The latest in the category of Fun with Maps comes from London’s Daily Mail:
A truly captivating map that shows the ancestry of everyone of the 317 million people who call the melting pot of America home can now be seen on a U.S. Census Bureau map. …
Although the 2010 census left out questions about ethnicity, this map shows how it looked in 2000, according to Upworthy.
About us Krauts, the Daily Mail says:
By far the largest ancestral group, stretching from coast to coast across 21st century America is German, with 49,206,934 people. The peak immigration for Germans was in the mid-19th century as thousands were driven from their homes by unemployment and unrest.
The majority of German–Americans can now be found in the the center of the nation, with the majority living in Maricopa County, Arizona and according to Business Insider, famous German–Americans include, Ben Affleck, Tom Cruise, Walt Disney, Henry J. Heinz and Oscar Mayer.
Indeed, despite having no successful New World colonies, the first significant groups of German immigrants arrived in the United States in the 1670s and settled in New York and Pennsylvania.
Germans were attracted to America for familiar reasons, open tracts of land and religious freedom and their contributions to the nation included establishing the first kindergartens, Christmas trees and hot dogs and hamburgers.
(If Cruise doesn’t sound German to you, Cruise’s real last name is Mapother. Not sure that sounds German either, but …)
As for the smaller-portion ingredients:
Another group who joined the great story of the United States were the Irish and the great famine of the 1840s sparked mass migration from Ireland.
It is estimated that between 1820 and 1920, 4.5 million Irish moved to the United States and settled in the large cities like New York, Boston, Philadelphia, Chicago and San Francisco.
Currently, almost 12 percent of the total population of the United States claim Irish ancestry – compared with a total population of six and a half million for the Republic of Ireland and Northern Ireland today.
Irish residents of note include John F. Kennedy, Derek Jeter and Neil Armstrong and 35,523,082 people call themselves Irish. …
The next largest grouping of people in the United States by ancestry are those who claim to be English-American.
Predominantly found in the Northwest and West, the number of people directly claiming to be English-American has dropped by 20 million since the 1980 U.S. Census because more citizens have started to identify themselves as American.
They are based predominantly in the northeast of the country in New England and in Utah, where the majority of Mormon immigrants moved in the middle 19th century.
Notable American people with English ancestry are Orson Welles and Bill Gates and 26,923,091 people claim to come from the land of the original Pilgrims. …
The largest of the Slavic groups to live in the United States, Polish Americans were some of the earliest Eastern European colonists to the New World.
Up to 2.5 million Polies came to the United States between the mid-19th century and World War 1 and flocked to the largest industrial cities of New York, Buffalo, Cleveland, Milwaukee and Chicago. …

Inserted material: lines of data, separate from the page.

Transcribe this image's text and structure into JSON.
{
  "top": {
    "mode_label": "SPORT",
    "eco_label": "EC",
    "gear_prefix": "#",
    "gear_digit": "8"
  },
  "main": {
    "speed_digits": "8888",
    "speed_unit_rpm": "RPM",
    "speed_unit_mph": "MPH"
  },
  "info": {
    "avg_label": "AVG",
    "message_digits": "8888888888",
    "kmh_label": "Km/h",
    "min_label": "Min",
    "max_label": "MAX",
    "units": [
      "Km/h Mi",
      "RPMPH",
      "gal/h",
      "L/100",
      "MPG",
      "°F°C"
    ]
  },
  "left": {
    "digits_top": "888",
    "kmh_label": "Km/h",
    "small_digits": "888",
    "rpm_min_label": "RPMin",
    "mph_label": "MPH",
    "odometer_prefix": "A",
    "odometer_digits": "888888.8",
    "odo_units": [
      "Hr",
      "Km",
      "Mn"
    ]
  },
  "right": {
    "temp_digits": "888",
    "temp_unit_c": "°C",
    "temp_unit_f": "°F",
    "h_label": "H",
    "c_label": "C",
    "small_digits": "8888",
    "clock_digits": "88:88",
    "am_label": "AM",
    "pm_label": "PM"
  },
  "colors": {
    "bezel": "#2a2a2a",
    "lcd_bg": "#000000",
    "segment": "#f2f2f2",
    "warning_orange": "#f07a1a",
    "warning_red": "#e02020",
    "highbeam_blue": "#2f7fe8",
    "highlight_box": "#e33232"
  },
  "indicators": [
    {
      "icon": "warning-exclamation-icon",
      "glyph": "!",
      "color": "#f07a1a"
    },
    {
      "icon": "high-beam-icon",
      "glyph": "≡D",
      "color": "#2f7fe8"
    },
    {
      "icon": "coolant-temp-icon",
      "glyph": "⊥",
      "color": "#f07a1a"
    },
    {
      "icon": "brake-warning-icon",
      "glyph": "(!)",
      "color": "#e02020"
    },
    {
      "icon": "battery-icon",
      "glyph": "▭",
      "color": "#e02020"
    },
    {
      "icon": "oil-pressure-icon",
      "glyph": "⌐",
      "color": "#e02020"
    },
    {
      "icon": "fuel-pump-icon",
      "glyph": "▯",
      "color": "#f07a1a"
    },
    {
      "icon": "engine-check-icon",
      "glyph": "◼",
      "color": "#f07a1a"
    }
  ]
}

Historically, along with the English, the French colonized North America first and successfully in the North East in the border areas alongside Quebec and in the south around New Orleans and Louisiana.
The personal irony here is that even though I am more German than anything else, I am more non-German than German. For our oldest son’s fourth-grade genealogy assignment, my wife and I sat down to figure our genealogy, which means our children’s, of course. It took several hours and dividing down to 42nds to properly (or so we think) divide them — in my own descending order, German, Norwegian (from which comes “Prestegard,” which means, depending on whom you ask, “animal farm” or “priest’s farm”), Polish, British, French, Dutch and Irish. (Some of those are guesses because my maternal grandmother was the original multiethnic in the family. My paternal grandfather, a native of southeastern Minnesota, married a Polish–German girl from north central Minnesota. My maternal grandfather’s last name was Wellner, ja.)

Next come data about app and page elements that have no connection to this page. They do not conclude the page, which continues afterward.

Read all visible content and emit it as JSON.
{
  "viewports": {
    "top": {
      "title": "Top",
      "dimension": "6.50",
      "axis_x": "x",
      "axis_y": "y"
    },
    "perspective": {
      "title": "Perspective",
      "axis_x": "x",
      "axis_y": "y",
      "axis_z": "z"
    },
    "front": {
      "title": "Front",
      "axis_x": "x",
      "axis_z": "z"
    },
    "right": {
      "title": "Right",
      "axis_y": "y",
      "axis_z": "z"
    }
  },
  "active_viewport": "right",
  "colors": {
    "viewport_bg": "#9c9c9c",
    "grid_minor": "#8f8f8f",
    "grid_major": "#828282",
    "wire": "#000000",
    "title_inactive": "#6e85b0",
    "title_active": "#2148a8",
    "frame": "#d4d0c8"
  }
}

The other irony is that I don’t eat much German food. (Hamburgers are American, not German, invented in Seymour. Sausages may have been invented in Germany, but Austria, Germany, Chicago and St. Louis all dispute the location of the invention of the hot dog.) My favorite ethnic food group is Italian, followed perhaps by wherever barbeque comes from.